Not all White Hats are alike, however. There are different sub-types of White Hat hackers, each with their own focus and area of expertise.
While grey hat hackers are not necessarily criminals, their actions can still cause harm. For example, if a grey hat hacker exposes a security vulnerability before it has been fixed, this could give malicious hackers an opportunity to exploit the flaw and cause damage.
Grey hat hacking can be difficult to distinguish from criminal hacking, as the two often use similar methods and tools. However, one key difference is that grey hat hackers generally do not have malicious intent-they are simply curious about how systems work and are motivated by challenges rather than malice.

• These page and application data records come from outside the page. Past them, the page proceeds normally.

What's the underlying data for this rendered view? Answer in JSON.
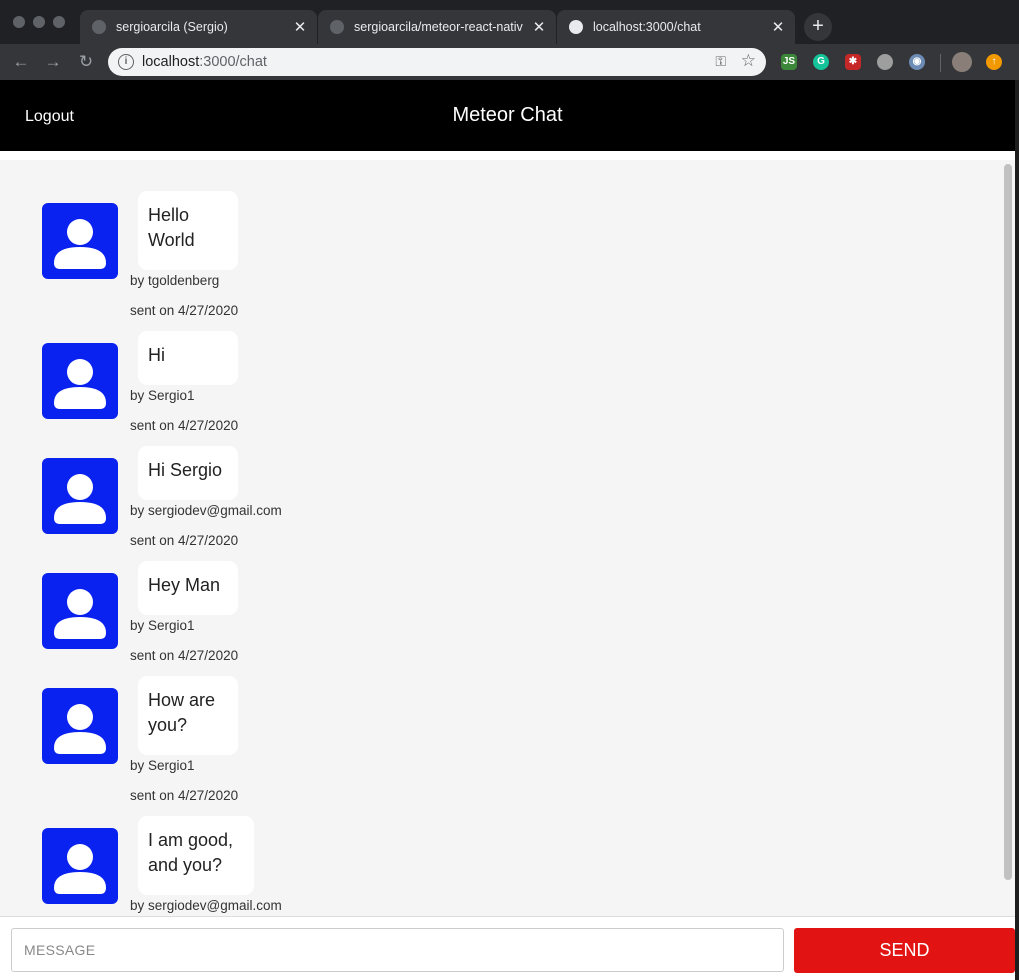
{
  "browser": {
    "tabs": [
      {
        "title": "sergioarcila (Sergio)",
        "close": "✕"
      },
      {
        "title": "sergioarcila/meteor-react-nativ",
        "close": "✕"
      },
      {
        "title": "localhost:3000/chat",
        "close": "✕"
      }
    ],
    "new_tab": "+",
    "url_host": "localhost",
    "url_path": ":3000/chat",
    "nav": {
      "back": "←",
      "forward": "→",
      "reload": "↻"
    },
    "extensions": [
      "node-icon",
      "grammarly-icon",
      "extension-red-icon",
      "extension-gray-icon",
      "extension-eyes-icon",
      "profile-avatar",
      "update-icon"
    ]
  },
  "app": {
    "logout_label": "Logout",
    "title": "Meteor Chat"
  },
  "messages": [
    {
      "text": "Hello\nWorld",
      "by": "by tgoldenberg",
      "sent": "sent on 4/27/2020"
    },
    {
      "text": "Hi",
      "by": "by Sergio1",
      "sent": "sent on 4/27/2020"
    },
    {
      "text": "Hi Sergio",
      "by": "by sergiodev@gmail.com",
      "sent": "sent on 4/27/2020"
    },
    {
      "text": "Hey Man",
      "by": "by Sergio1",
      "sent": "sent on 4/27/2020"
    },
    {
      "text": "How are\nyou?",
      "by": "by Sergio1",
      "sent": "sent on 4/27/2020"
    },
    {
      "text": "I am good,\nand you?",
      "by": "by sergiodev@gmail.com",
      "sent": ""
    }
  ],
  "composer": {
    "placeholder": "MESSAGE",
    "send_label": "SEND"
  },
  "colors": {
    "header_bg": "#000000",
    "avatar_bg": "#0a22f0",
    "send_button": "#e21313",
    "chat_bg": "#f5f5f5"
  }
}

A blue hat hacker may be employed by a company to test its defenses against potential attacks. They identify vulnerabilities in systems and networks and work with the organization’s staff to fix them before they can be exploited. A blue hat hacker may also be part of a company’s incident response team, which investigates and responds to computer security breaches.
Most blue hat hackers have a good understanding of hacking techniques and tools, as well as how computer systems work. They use this knowledge to find weaknesses in systems so that they can be fixed before attackers find and exploit them.
While some blue hat hackers act without permission from the organizations whose systems they are testing, most operate with the full knowledge and consent of those organizations. Blue hat hacking is thus generally considered to be legal, ethical hacking.
Most Red Hat hackers are not malicious and simply enjoy the challenge of breaching security. However, some may use their skills to gain unauthorised access to systems for personal gain or to cause harm.
“There are two types of hackers: those who do it for fun and those who do it for profit. The former are usually more skilled, while
A Green Hat hacker may be someone who is just starting to learn about hacking, or someone who has been hacking for a while but doesn’t have a lot of experience. Either way, a Green Hat hacker is not as skilled as a Black Hat hacker, and usually doesn’t have the same malicious intent.
However, just because a Green Hat hacker isn’t as experienced as a Black Hat, doesn’t mean they can’t cause damage. A Green Hat hacker may not have the same level of skills as a Black Hat hacker, but they can still wreak havoc if they wanted to.
One of the most famous green Hats was the creator of the Melissa virus, David L. Smith. The Melissa virus was created in 1999 and quickly spread itself through email attachments. The virus infected over 1 million computers and caused an estimated $80 million in damages.
While Smith didn’t create the virus with malicious intent, it still goes to show that even inexperienced hackers can cause major problems.
The term was coined in the 1990s, and is still used today, although its meaning has changed somewhat over time. In the early days of hacking culture, a script kiddie was someone who was just starting out and didn’t yet have the skills to write their own hacking tools. Today, the term is often used to describe anyone who uses pre-existing tools to carry out attacks, regardless of their skill level.
While script kiddies may not have the technical expertise of more experienced hackers, they can still be dangerous. They often target vulnerable systems that haven’t been properly secured, and can cause serious damage if they are successful. In some cases, script kiddies have even been responsible for launching major attacks that have taken down entire websites or disrupted critical infrastructure.
Despite their lack of sophistication, script kiddies should not be underestimated. They can cause a lot of harm if they are able to exploit vulnerabilities in systems that are important to us. That’s why it’s important for everyone – not just experienced hackers – to learn about computer security and how to protect themselves from attack.